I won’t bore you with how many times we were teased with what time the train would really arrive but we finally boarded at about 8:30p for a 9p departure. We had a cabin to ourselves (the mystery passenger never appeared) and I remembered to bring a bottle of wine and some very fancy plastic cups and lots of snacks. (If you ever travel with me,  you can be pretty sure you won’t starve – I am big on the bag o’snacks. I also almost  always have diaper wipes, hand sanitizer, gum, tylenol, and toilet paper. Yes, you’ll want to sit with me on your next Indian train ride.) We sat down thankful for a place to sit. The cabin, on first inspection, did not seem too bad. But you never really want to dig too deep here. We brought our own pillows and blankets and we had wine. All is well, right? Sure. We’ll go with that. Or maybe not…………

Ann: There is something moving over there.
Julia: It might just be the light reflecting in that silver thing.
Ann: I think it is a mouse.
Me: What?
Ann: Maybe it’s just the reflection.
Ann again: No, I am pretty sure it’s a mouse.
Me: Where?
Ann: Right above your bunk.
Me: Wanna switch?
Ann: I am the guest remember?
Me: Luckily they don’t charge extra for that.

So we broke out the wine and the snacks. I accidentally dropped one of the cups on the floor of the cabin and my dear, sweet friends made sure that was the cup I was served my wine in. After all,  I am more acclimated to the region.

We ate, we drank, and we tried to sleep. I have heard that the overnight train is fantastic. I guess that depends on what you mean by fantastic. I would say it was fine. But it is very difficult to sleep. The train had a slight jerking and many stops and a pretty nasty bathroom – oh, and did I mention that there was  a mouse? So, it is fine. But we didn’t sleep much.

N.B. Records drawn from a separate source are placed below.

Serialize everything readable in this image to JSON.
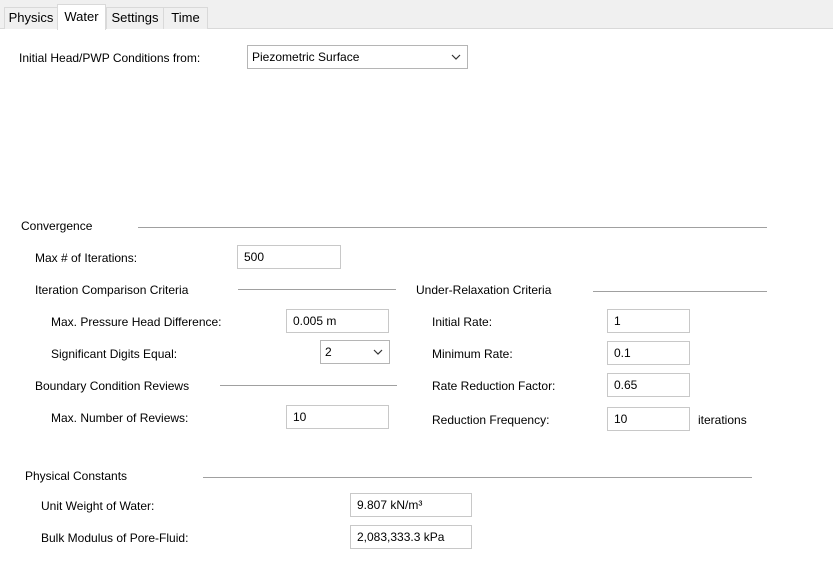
{
  "tabs": [
    {
      "label": "Physics"
    },
    {
      "label": "Water"
    },
    {
      "label": "Settings"
    },
    {
      "label": "Time"
    }
  ],
  "initial_conditions": {
    "label": "Initial Head/PWP Conditions from:",
    "value": "Piezometric Surface"
  },
  "convergence": {
    "title": "Convergence",
    "max_iterations_label": "Max # of Iterations:",
    "max_iterations_value": "500",
    "iteration_comparison": {
      "title": "Iteration Comparison Criteria",
      "pressure_head_label": "Max. Pressure Head Difference:",
      "pressure_head_value": "0.005 m",
      "sig_digits_label": "Significant Digits Equal:",
      "sig_digits_value": "2"
    },
    "boundary_reviews": {
      "title": "Boundary Condition Reviews",
      "max_reviews_label": "Max. Number of Reviews:",
      "max_reviews_value": "10"
    },
    "under_relaxation": {
      "title": "Under-Relaxation Criteria",
      "initial_rate_label": "Initial Rate:",
      "initial_rate_value": "1",
      "minimum_rate_label": "Minimum Rate:",
      "minimum_rate_value": "0.1",
      "reduction_factor_label": "Rate Reduction Factor:",
      "reduction_factor_value": "0.65",
      "reduction_frequency_label": "Reduction Frequency:",
      "reduction_frequency_value": "10",
      "reduction_frequency_unit": "iterations"
    }
  },
  "physical_constants": {
    "title": "Physical Constants",
    "unit_weight_label": "Unit Weight of Water:",
    "unit_weight_value": "9.807 kN/m³",
    "bulk_modulus_label": "Bulk Modulus of Pore-Fluid:",
    "bulk_modulus_value": "2,083,333.3 kPa"
  }
}
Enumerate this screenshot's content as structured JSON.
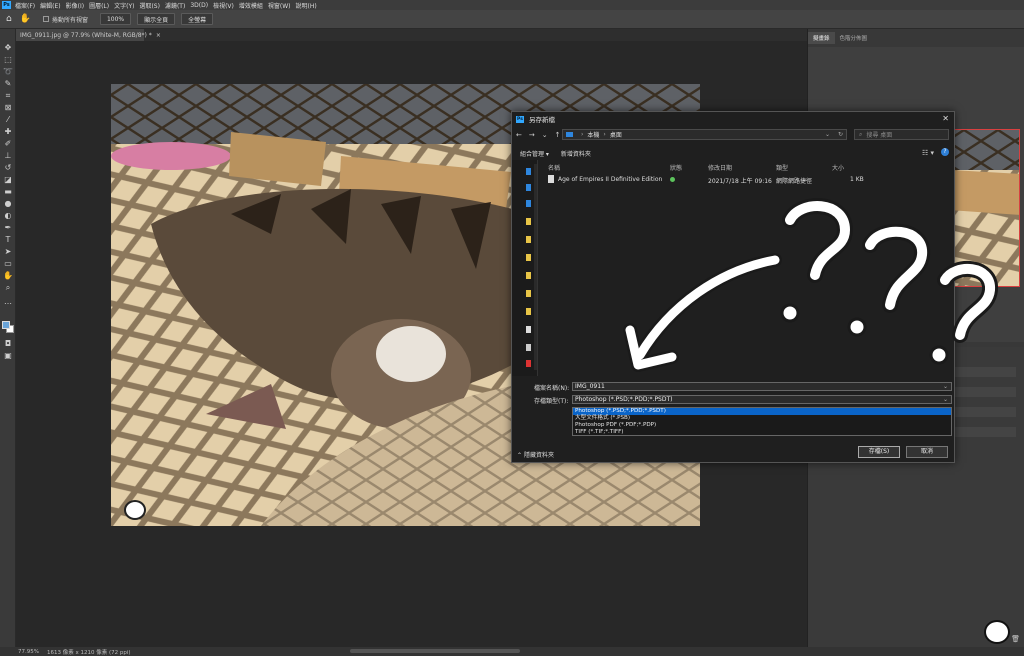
{
  "menubar": {
    "logo": "Ps",
    "items": [
      "檔案(F)",
      "編輯(E)",
      "影像(I)",
      "圖層(L)",
      "文字(Y)",
      "選取(S)",
      "濾鏡(T)",
      "3D(D)",
      "檢視(V)",
      "增效模組",
      "視窗(W)",
      "說明(H)"
    ]
  },
  "options": {
    "scroll_all_label": "捲動所有視窗",
    "zoom_value": "100%",
    "fit_screen_label": "顯示全頁",
    "fill_screen_label": "全螢幕"
  },
  "document": {
    "tab_title": "IMG_0911.jpg @ 77.9% (White-M, RGB/8*) *",
    "close_glyph": "×"
  },
  "panels": {
    "tab_history": "擬畫錄",
    "tab_layer_comps": "色階分佈圖"
  },
  "status": {
    "zoom": "77.95%",
    "doc_info": "1613 像素 x 1210 像素 (72 ppi)"
  },
  "dialog": {
    "title": "另存新檔",
    "app_icon": "Ps",
    "close_glyph": "✕",
    "nav": {
      "back": "←",
      "forward": "→",
      "recent": "⌄",
      "up": "↑"
    },
    "breadcrumb": [
      "本機",
      "桌面"
    ],
    "search_placeholder": "搜尋 桌面",
    "organize_label": "組合管理 ▾",
    "new_folder_label": "新增資料夾",
    "help_glyph": "?",
    "columns": {
      "name": "名稱",
      "status": "狀態",
      "modified": "修改日期",
      "type": "類型",
      "size": "大小"
    },
    "files": [
      {
        "name": "Age of Empires II Definitive Edition",
        "modified": "2021/7/18 上午 09:16",
        "type": "網際網路捷徑",
        "size": "1 KB"
      }
    ],
    "filename_label": "檔案名稱(N):",
    "filename_value": "IMG_0911",
    "filetype_label": "存檔類型(T):",
    "filetype_value": "Photoshop (*.PSD;*.PDD;*.PSDT)",
    "filetype_options": [
      "Photoshop (*.PSD;*.PDD;*.PSDT)",
      "大型文件格式 (*.PSB)",
      "Photoshop PDF (*.PDF;*.PDP)",
      "TIFF (*.TIF;*.TIFF)"
    ],
    "hide_folders_label": "隱藏資料夾",
    "save_label": "存檔(S)",
    "cancel_label": "取消"
  },
  "colors": {
    "accent": "#31a8ff",
    "selection": "#0a64c8",
    "thumbnail_border": "#d84040"
  }
}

We got to Amritsar at about 8am and went straight to the Ista Hotel. This was the perfect introduction to the reality of India because India is full of contradictions – highs and lows. And they jumped right in. From the train station to the Ista – it doesn’t get much more extreme than that. And we all took the most fabulous showers of our lives before heading out to the Golden Temple.

More to come………..